• [Records for processing]

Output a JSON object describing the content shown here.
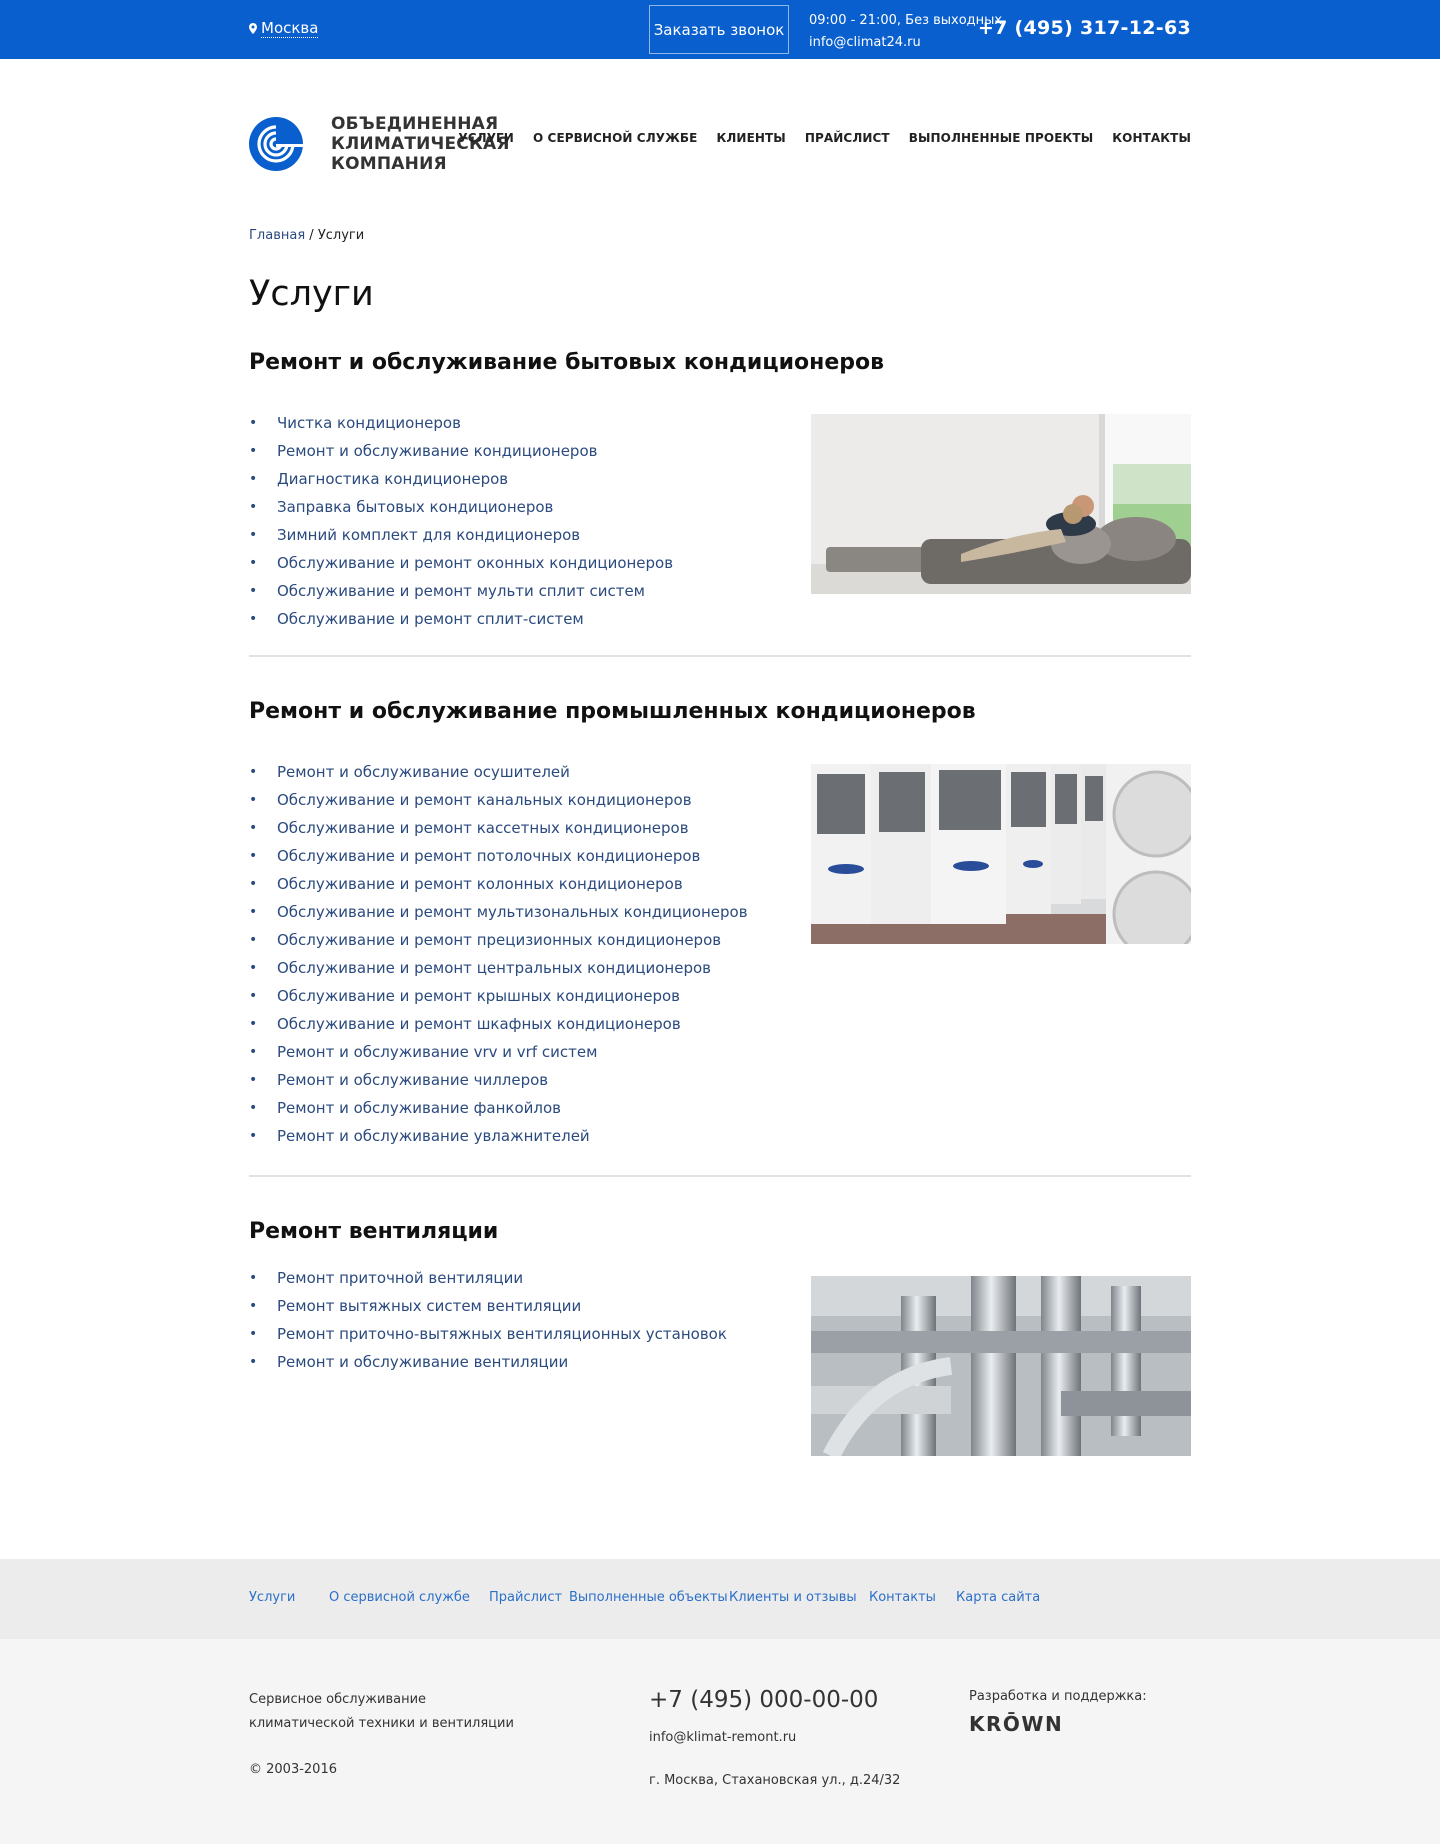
{
  "topbar": {
    "city": "Москва",
    "callback_label": "Заказать звонок",
    "hours": "09:00 - 21:00, Без выходных",
    "email": "info@climat24.ru",
    "phone": "+7 (495) 317-12-63"
  },
  "logo": {
    "line1": "ОБЪЕДИНЕННАЯ",
    "line2": "КЛИМАТИЧЕСКАЯ",
    "line3": "КОМПАНИЯ"
  },
  "nav": [
    "УСЛУГИ",
    "О СЕРВИСНОЙ СЛУЖБЕ",
    "КЛИЕНТЫ",
    "ПРАЙСЛИСТ",
    "ВЫПОЛНЕННЫЕ ПРОЕКТЫ",
    "КОНТАКТЫ"
  ],
  "breadcrumb": {
    "home": "Главная",
    "separator": "/",
    "current": "Услуги"
  },
  "page_title": "Услуги",
  "sections": [
    {
      "title": "Ремонт и обслуживание бытовых кондиционеров",
      "items": [
        "Чистка кондиционеров",
        "Ремонт и обслуживание кондиционеров",
        "Диагностика кондиционеров",
        "Заправка бытовых кондиционеров",
        "Зимний комплект для кондиционеров",
        "Обслуживание и ремонт оконных кондиционеров",
        "Обслуживание и ремонт мульти сплит систем",
        "Обслуживание и ремонт сплит-систем"
      ]
    },
    {
      "title": "Ремонт и обслуживание промышленных кондиционеров",
      "items": [
        "Ремонт и обслуживание осушителей",
        "Обслуживание и ремонт канальных кондиционеров",
        "Обслуживание и ремонт кассетных кондиционеров",
        "Обслуживание и ремонт потолочных кондиционеров",
        "Обслуживание и ремонт колонных кондиционеров",
        "Обслуживание и ремонт мультизональных кондиционеров",
        "Обслуживание и ремонт прецизионных кондиционеров",
        "Обслуживание и ремонт центральных кондиционеров",
        "Обслуживание и ремонт крышных кондиционеров",
        "Обслуживание и ремонт шкафных кондиционеров",
        "Ремонт и обслуживание vrv и vrf систем",
        "Ремонт и обслуживание чиллеров",
        "Ремонт и обслуживание фанкойлов",
        "Ремонт и обслуживание увлажнителей"
      ]
    },
    {
      "title": "Ремонт вентиляции",
      "items": [
        "Ремонт приточной вентиляции",
        "Ремонт вытяжных систем вентиляции",
        "Ремонт приточно-вытяжных вентиляционных установок",
        "Ремонт и обслуживание вентиляции"
      ]
    }
  ],
  "footer_nav": [
    "Услуги",
    "О сервисной службе",
    "Прайслист",
    "Выполненные объекты",
    "Клиенты и отзывы",
    "Контакты",
    "Карта сайта"
  ],
  "footer": {
    "description": "Сервисное обслуживание климатической техники и вентиляции",
    "copyright": "© 2003-2016",
    "phone": "+7 (495) 000-00-00",
    "email": "info@klimat-remont.ru",
    "address": "г. Москва, Стахановская ул., д.24/32",
    "developer_label": "Разработка и поддержка:",
    "developer_brand": "KRŌWN"
  },
  "colors": {
    "brand_blue": "#0a5fce",
    "link": "#2b4a7e",
    "footer_link": "#2b6fc9"
  }
}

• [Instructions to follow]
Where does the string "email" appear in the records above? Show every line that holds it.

• [Exercise answer]
    "email": "info@climat24.ru",
    "email": "info@klimat-remont.ru",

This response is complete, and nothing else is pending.